Hearing loss is a condition that is often associated with aging, however it is present in newborns, children, teenagers, young adults, and adults. Some people are born with hearing loss, others acquire the condition later in life. There is an estimated 36 million Americans with some degree of hearing impairment. Hearing loss is the third most common health condition behind arthritis and hypertension.
There are three categories of hearing loss: sensorineural, conductive, and mixed.
Sensorineural hearing loss is the most common type of hearing loss. Sensorineural hearing loss occurs when there is damage to the tiny hair cells in the inner ear (cochlea). This type of hearing loss is permanent and irreversible. Causes of sensorineural hearing loss include aging, ototoxic medication, genetic predisposition, noise exposure, Meniere’s disease, autoimmune disease, and health conditions that may interrupt blood flow to the ear such as heart disease and diabetes.

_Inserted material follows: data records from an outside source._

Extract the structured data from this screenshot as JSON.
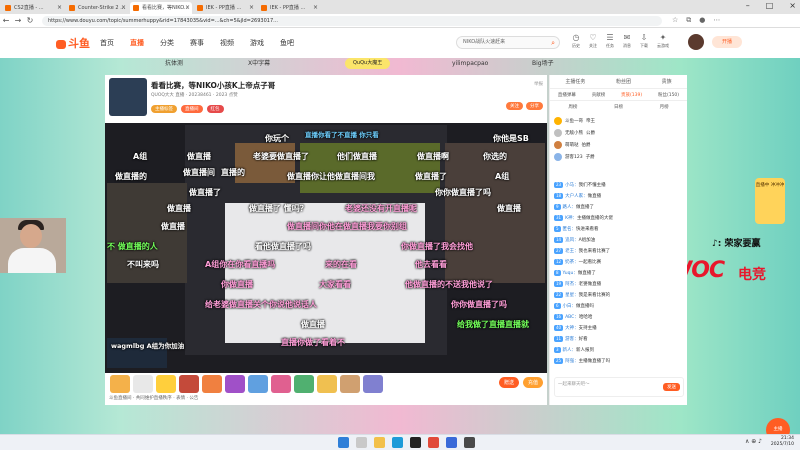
{
  "browser": {
    "tabs": [
      {
        "label": "CS2直播 - ...",
        "active": false
      },
      {
        "label": "Counter-Strike 2 ...",
        "active": false
      },
      {
        "label": "看看比赛，等NIKO...",
        "active": true
      },
      {
        "label": "IEK - PP直播 ...",
        "active": false
      },
      {
        "label": "IEK - PP直播 ...",
        "active": false
      }
    ],
    "url": "https://www.douyu.com/topic/summerhuppy&rid=17843035&vid=...&ch=5&jId=2693017..."
  },
  "site": {
    "logo_text": "斗鱼",
    "nav": [
      "首页",
      "直播",
      "分类",
      "赛事",
      "视频",
      "游戏",
      "鱼吧"
    ],
    "nav_active_index": 1,
    "search_placeholder": "NIKO战队火速赶来",
    "header_icons": [
      "历史",
      "关注",
      "任务",
      "消息",
      "下载",
      "云游戏"
    ],
    "open_button": "开播"
  },
  "banners": {
    "b1": "抗体测",
    "b2": "X中字幕",
    "b3": "QuQu大魔王",
    "b4": "yilimpacpao",
    "b5": "Big场子"
  },
  "room": {
    "title": "看看比赛，等NIKO小孩K上帝点子哥",
    "meta": "QUOQ大大 直播 · 20238461 · 2023 点赞",
    "tags": [
      "主播标签",
      "直播间",
      "红包"
    ],
    "right_tags": [
      "关注",
      "分享"
    ],
    "report": "举报"
  },
  "danmaku": [
    {
      "text": "你玩个",
      "cls": ""
    },
    {
      "text": "你他是SB",
      "cls": ""
    },
    {
      "text": "直播你看了不直播 你只看",
      "cls": "blue small"
    },
    {
      "text": "A组",
      "cls": ""
    },
    {
      "text": "做直播",
      "cls": ""
    },
    {
      "text": "老婆要做直播了",
      "cls": ""
    },
    {
      "text": "他们做直播",
      "cls": ""
    },
    {
      "text": "做直播啊",
      "cls": ""
    },
    {
      "text": "你选的",
      "cls": ""
    },
    {
      "text": "做直播间",
      "cls": ""
    },
    {
      "text": "直播的",
      "cls": ""
    },
    {
      "text": "做直播的",
      "cls": ""
    },
    {
      "text": "A组",
      "cls": ""
    },
    {
      "text": "做直播你让他做直播间我",
      "cls": ""
    },
    {
      "text": "做直播了",
      "cls": ""
    },
    {
      "text": "做直播了",
      "cls": ""
    },
    {
      "text": "你你做直播了吗",
      "cls": ""
    },
    {
      "text": "做直播",
      "cls": ""
    },
    {
      "text": "做直播",
      "cls": ""
    },
    {
      "text": "做直播了 懂吗？",
      "cls": ""
    },
    {
      "text": "老婆还没有开直播呢",
      "cls": "pink"
    },
    {
      "text": "做直播",
      "cls": ""
    },
    {
      "text": "做直播间你他在做直播我要你别组",
      "cls": "pink"
    },
    {
      "text": "不 做直播的人",
      "cls": "green"
    },
    {
      "text": "看他做直播了吗",
      "cls": ""
    },
    {
      "text": "你做直播了我会找他",
      "cls": "pink"
    },
    {
      "text": "不叫来吗",
      "cls": ""
    },
    {
      "text": "A组你在你看直播吗",
      "cls": "pink"
    },
    {
      "text": "来的在看",
      "cls": "pink"
    },
    {
      "text": "他去看看",
      "cls": "pink"
    },
    {
      "text": "你做直播",
      "cls": "pink"
    },
    {
      "text": "大家看看",
      "cls": "pink"
    },
    {
      "text": "他做直播的不送我他说了",
      "cls": "pink"
    },
    {
      "text": "给老婆做直播关个你说他说话人",
      "cls": "pink"
    },
    {
      "text": "你你做直播了吗",
      "cls": "pink"
    },
    {
      "text": "做直播",
      "cls": ""
    },
    {
      "text": "给我做了直播直播就",
      "cls": "green"
    },
    {
      "text": "直播你做了看着不",
      "cls": "pink"
    }
  ],
  "webcam_caption": "wagmlbg\nA组为你加油",
  "controls": {
    "bottom_left": "斗鱼直播间 · 共同维护直播秩序 · 表情 · 公告",
    "buttons": [
      "赠送",
      "充值"
    ]
  },
  "chat": {
    "top": [
      "主播任务",
      "粉丝团",
      "贵族"
    ],
    "tabs": [
      "直播弹幕",
      "贡献榜",
      "贵族(139)",
      "粉丝(150)"
    ],
    "active_tab_index": 2,
    "tabs2": [
      "周榜",
      "日榜",
      "月榜"
    ],
    "ranks": [
      {
        "name": "斗鱼一哥",
        "value": "帝王"
      },
      {
        "name": "无敌小熊",
        "value": "公爵"
      },
      {
        "name": "萌萌哒",
        "value": "伯爵"
      },
      {
        "name": "游客123",
        "value": "子爵"
      }
    ],
    "messages": [
      {
        "lv": "23",
        "user": "小马：",
        "text": "我们不懂主播"
      },
      {
        "lv": "18",
        "user": "大户人家：",
        "text": "做直播"
      },
      {
        "lv": "9",
        "user": "路人：",
        "text": "做直播了"
      },
      {
        "lv": "31",
        "user": "K神：",
        "text": "主播做直播的大佬"
      },
      {
        "lv": "5",
        "user": "匿名：",
        "text": "快进来看看"
      },
      {
        "lv": "14",
        "user": "追风：",
        "text": "A组加油"
      },
      {
        "lv": "27",
        "user": "老王：",
        "text": "我也来看比赛了"
      },
      {
        "lv": "12",
        "user": "奶茶：",
        "text": "一起看比赛"
      },
      {
        "lv": "8",
        "user": "Yuqu：",
        "text": "做直播了"
      },
      {
        "lv": "19",
        "user": "阿杰：",
        "text": "老婆做直播"
      },
      {
        "lv": "22",
        "user": "星星：",
        "text": "我是来看比赛的"
      },
      {
        "lv": "6",
        "user": "小白：",
        "text": "做直播吗"
      },
      {
        "lv": "16",
        "user": "ABC：",
        "text": "哈哈哈"
      },
      {
        "lv": "40",
        "user": "大神：",
        "text": "支持主播"
      },
      {
        "lv": "11",
        "user": "游客：",
        "text": "好看"
      },
      {
        "lv": "3",
        "user": "新人：",
        "text": "新人报到"
      },
      {
        "lv": "25",
        "user": "阿强：",
        "text": "主播做直播了吗"
      }
    ],
    "input_placeholder": "一起来聊天吧～",
    "send_label": "发送"
  },
  "decor": {
    "tiktok": "♪: 荣家要赢",
    "woc": "WOC",
    "woc_sub": "电竞",
    "side_badge": "直播中 冲冲冲",
    "fab": "主播"
  },
  "taskbar": {
    "time": "21:34",
    "date": "2025/7/10"
  }
}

In very rare cases it can also occur due to a growth on the acoustic nerve. Most of the time sensorineural hearing loss is gradual over many years, and will affect the ability to hear high frequencies. The most common complaint from people with this type of hearing loss is that they can hear, but not always understand clearly. The primary treatment is hearing aids. Sudden-onset hearing loss is considered an ENT emergency and should be evaluated the same day, or as quickly as possible.

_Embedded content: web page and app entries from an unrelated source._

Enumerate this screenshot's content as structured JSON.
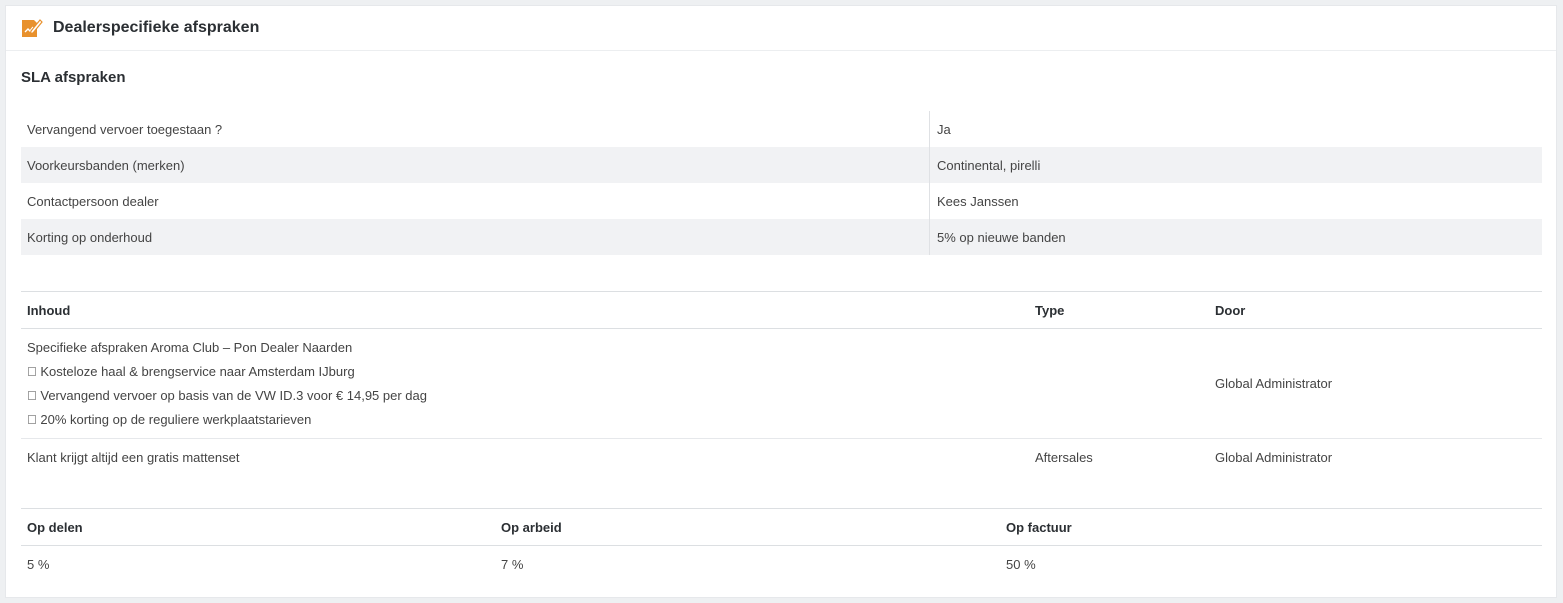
{
  "panel": {
    "title": "Dealerspecifieke afspraken",
    "icon": "edit-document-icon",
    "icon_color": "#e8912d"
  },
  "sla": {
    "title": "SLA afspraken",
    "rows": [
      {
        "key": "Vervangend vervoer toegestaan ?",
        "value": "Ja"
      },
      {
        "key": "Voorkeursbanden (merken)",
        "value": "Continental, pirelli"
      },
      {
        "key": "Contactpersoon dealer",
        "value": "Kees Janssen"
      },
      {
        "key": "Korting op onderhoud",
        "value": "5% op nieuwe banden"
      }
    ]
  },
  "agreements": {
    "headers": {
      "content": "Inhoud",
      "type": "Type",
      "by": "Door"
    },
    "rows": [
      {
        "content_lines": [
          "Specifieke afspraken Aroma Club – Pon Dealer Naarden",
          "\u0000 Kosteloze haal & brengservice naar Amsterdam IJburg",
          "\u0000 Vervangend vervoer op basis van de VW ID.3 voor € 14,95 per dag",
          "\u0000 20% korting op de reguliere werkplaatstarieven"
        ],
        "type": "",
        "by": "Global Administrator"
      },
      {
        "content_lines": [
          "Klant krijgt altijd een gratis mattenset"
        ],
        "type": "Aftersales",
        "by": "Global Administrator"
      }
    ]
  },
  "discounts": {
    "headers": {
      "parts": "Op delen",
      "labor": "Op arbeid",
      "invoice": "Op factuur"
    },
    "values": {
      "parts": "5 %",
      "labor": "7 %",
      "invoice": "50 %"
    }
  }
}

Conductive hearing loss, occurs when there is a blockage of the normal sound pathway to the inner ear. Conductive hearing loss may be related to ear wax, ear infections (otitis media), trauma to the head or ear, or otosclerosis a condition that affects the bones of the ear. Treatment options for conductive hearing loss should be discussed with an experienced ENT physician.
Mixed hearing loss occurs when there is a combination of sensorineural and conductive hearing loss.
Hearing loss of all types can vary in the degree of severity. Degree of hearing loss is classified into the following categories: mild, moderate, severe, and profound. Untreated hearing loss can negatively impact a person’s life and lead to feelings of isolation and anxiety. The proper evaluation and treatment of hearing loss is important so that the problem does not become worse over time.
Tinnitus is defined as the perception of sound that appears to come from one or both ears, but is not related to an external stimulus. The sound can be reported to be ringing, buzzing, humming, crickets, roaring, and more. Tinnitus is a symptom, not a disease. Some of the causes of tinnitus are hearing loss, noise exposure, ototoxic drugs, neck and head trauma, TMJ, and cardiovascular disease. It is estimated that 50 million Americans have some degree of tinnitus.
There is currently no cure for tinnitus, but Sonoran ENT offers several solutions to help manage the symptoms and adverse effects. One of the most common and effective methods for managing tinnitus is called Sound Therapy. Sound Therapy’s purpose is to make the tinnitus less noticeable, especially in quiet, by producing an alternative sound that can make your own tinnitus less prominent. There are various types of Sound Therapy systems, some include hearing aids and special masking products. In addition to Sound Therapy, there are other strategies that may include acupuncture, counseling, prescription medications, and dental appliances. The ENT physicians and audiologist at Sonoran ENT can help find the solution that might best address your needs.